A group of Islamic scholars and activists recently issued a statement against the demolition of Buddhist statues in Afghanistan:
The senseless policy of the Taliban regime in Afghanistan of destroying statues is a reprehensible act that must be condemned by all Muslims. We ask the Taliban government of Afghanistan to stop the destruction of statues and relics in their country. Their decision contradict the principles of Islam and are very dangerous.
Islamic law requires the interests of the people (al-maslaha) be met in any decree or legislation. The destruction of shrines of other faiths runs counter to that goal, for the Taliban decision has led to hate crimes and burning of Qurans in India.

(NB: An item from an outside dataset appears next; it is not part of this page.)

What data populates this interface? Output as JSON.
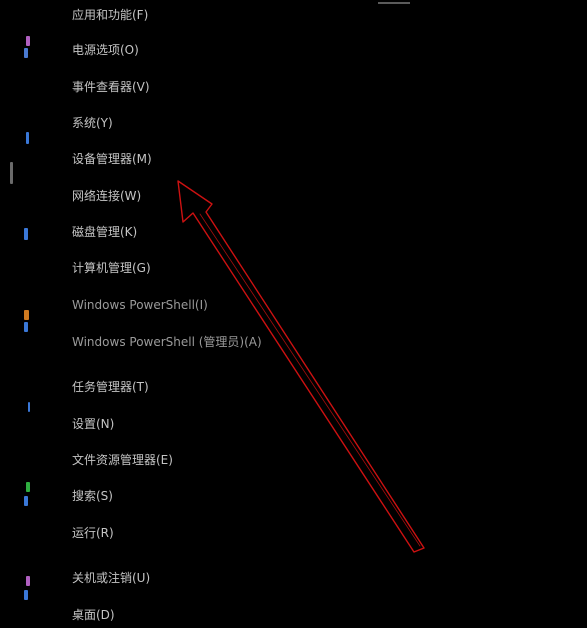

Furthermore, the Quran states: “And had God willed, they would not have associated idols with Him. And We have not made you a guardian over them, nor are you over them a patron (6:108); for you be your religion and for us be ours. (109:6)” Tolerance of other faiths is not optional in Islam but a requirement, and coexistence within the framework of religious pluralism is an aspiration for all Muslims.
The statues in Afghanistan are its historic treasures. These statues have existed in Afghanistan long before Afghans became Muslims. No Afghan Muslim government in the past tried to destroy them. They represent the past history of Afghanistan and its transformation into a Muslim community that recognized monotheism. Past generations and governments of Afghanistan did not destroy these images and yet Islam flourished in Afghanistan.
In many other countries where Muslims are a majority, and have ruled those lands for centuries, they did not destroy the religious symbols of other people. Such images and symbols of the past still exist in almost all Muslim countries.
We denounce the Taliban regime for this act and hope that will reconsider its decision and will give full assurance to the world Buddhist community, and others, about the safety of these historic relics of the past.
The world community is rightly outraged at the destruction of these statues and relics. However, it is a shame to see that there is not much concern about the death and starvation of millions of human beings in Afghanistan and Iraq due to unjust sanctions or famine and disease in Africa, not to mention the death, torture, economic blockade and political oppression against Palestinians by the Israelis. All religions teach that the life of a human being is much more important then any relic. We should have more concern for human life and their well-being.
Aslam Abdullah, The Minaret Magazine
Sadik Alloo, Shia Ithnaa Ashari
Salam Al-Marayati, Muslim Public Affairs Council
Hassanudin Hashmi, Professor of Islamic law, Momin Lodge
Maher Hathout, Chairman, American Muslim Political Coordinating Council
Hassan Hathout, Author, “Reading the Muslim Mind”
Sadallah Khan, Islamic Center of Southern California
Muzammil Siddiqui, President, Islamic Society of North America
I would like to add my signature to this statement:
Sheila Musaji, Editor, The American Muslim